“Five to Nine,” is real Honky Tonk energy on the piano and fiddle. Honky Tonk? Country? Well, Honky Tonk is more saloon oriented. It possesses a bit more stride than country. Katie’s vocals here are borderline Iris DeMent and Dolly Parton and that’s actually magical. Not too Appalachian but she retains the purity. How does someone from New York have such a voice? Have such a voice and is able to actually use it the right way with such melodies and music? Katie does it – and the rest of the band follows.
The final track is slow – with clear mandolin by Brendan. “Cold Quiet Drink,” is the perfect send-off. This has to find its way onto some radio station deep in the south. For certain, the people in Kentucky, West Virginia, Tennessee would embrace this stuff. And if they find out someone from Brooklyn, NY is doing it – I think they would raise their glass to all of them. Yeah, they’d probably say “hell, at least we taught some of those Yankees something they could use.” Indeed.

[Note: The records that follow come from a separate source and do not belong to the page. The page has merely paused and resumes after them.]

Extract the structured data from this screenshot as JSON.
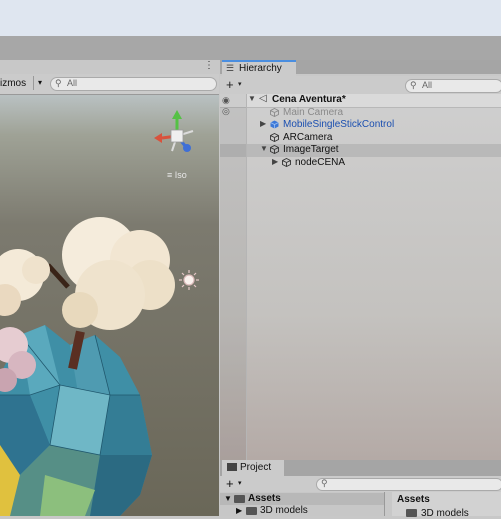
{
  "scene": {
    "gizmos_label": "izmos",
    "gizmos_dropdown_glyph": "▾",
    "search_placeholder": "All",
    "iso_label": "≡ Iso",
    "menu_glyph": "⋮"
  },
  "hierarchy": {
    "tab_label": "Hierarchy",
    "add_glyph": "+",
    "add_caret": "▾",
    "search_placeholder": "All",
    "items": [
      {
        "label": "Cena Aventura*",
        "expanded": true
      },
      {
        "label": "Main Camera",
        "disabled": true
      },
      {
        "label": "MobileSingleStickControl",
        "prefab": true,
        "collapsed": true
      },
      {
        "label": "ARCamera"
      },
      {
        "label": "ImageTarget",
        "expanded": true
      },
      {
        "label": "nodeCENA",
        "collapsed": true
      }
    ]
  },
  "project": {
    "tab_label": "Project",
    "add_glyph": "+",
    "add_caret": "▾",
    "tree": [
      {
        "label": "Assets"
      },
      {
        "label": "3D models"
      }
    ],
    "right_header": "Assets",
    "right_item": "3D models"
  },
  "colors": {
    "accent": "#4a8ee0",
    "prefab_blue": "#1b4fb0",
    "tree_foliage": "#f4ead8",
    "rock_teal": "#3f8fa6"
  },
  "icons": {
    "search": "search-icon",
    "eye": "eye-icon",
    "cube": "gameobject-cube-icon",
    "prefab": "prefab-cube-icon",
    "folder": "folder-icon",
    "light": "light-icon",
    "gizmo": "orientation-gizmo-icon"
  }
}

The album was produced by Eric “Roscoe” Ambel and all songs – ALL songs were written by Katie Curley and not in 1956. The album art is a black and white with dashes of isolated color – and three extremely young musicians walking toward you. Don’t let them pass. These are to be kept. The Bourbon Express won’t get you drunk – but it will satisfy you track by track. I am proud of them – for keeping an old traditional music alive and well in 2018. It’s dark and dirty job – but damn it – somebody’s gotta do it. These young people certainly are.
Eric Ambel: http://ericambel.com/tag/eric-ambel/
Disclaimer: The opinions expressed in this review/commentary are those of the author and do not necessarily reflect the official position of No Depression. All photography is owned by the respective photographers and is their copyrighted image; credited where photographer’s name was known & being used here solely as a reference and will be removed on request. YouTube images are standard YouTube license.
John Apice / No Depression / April 2018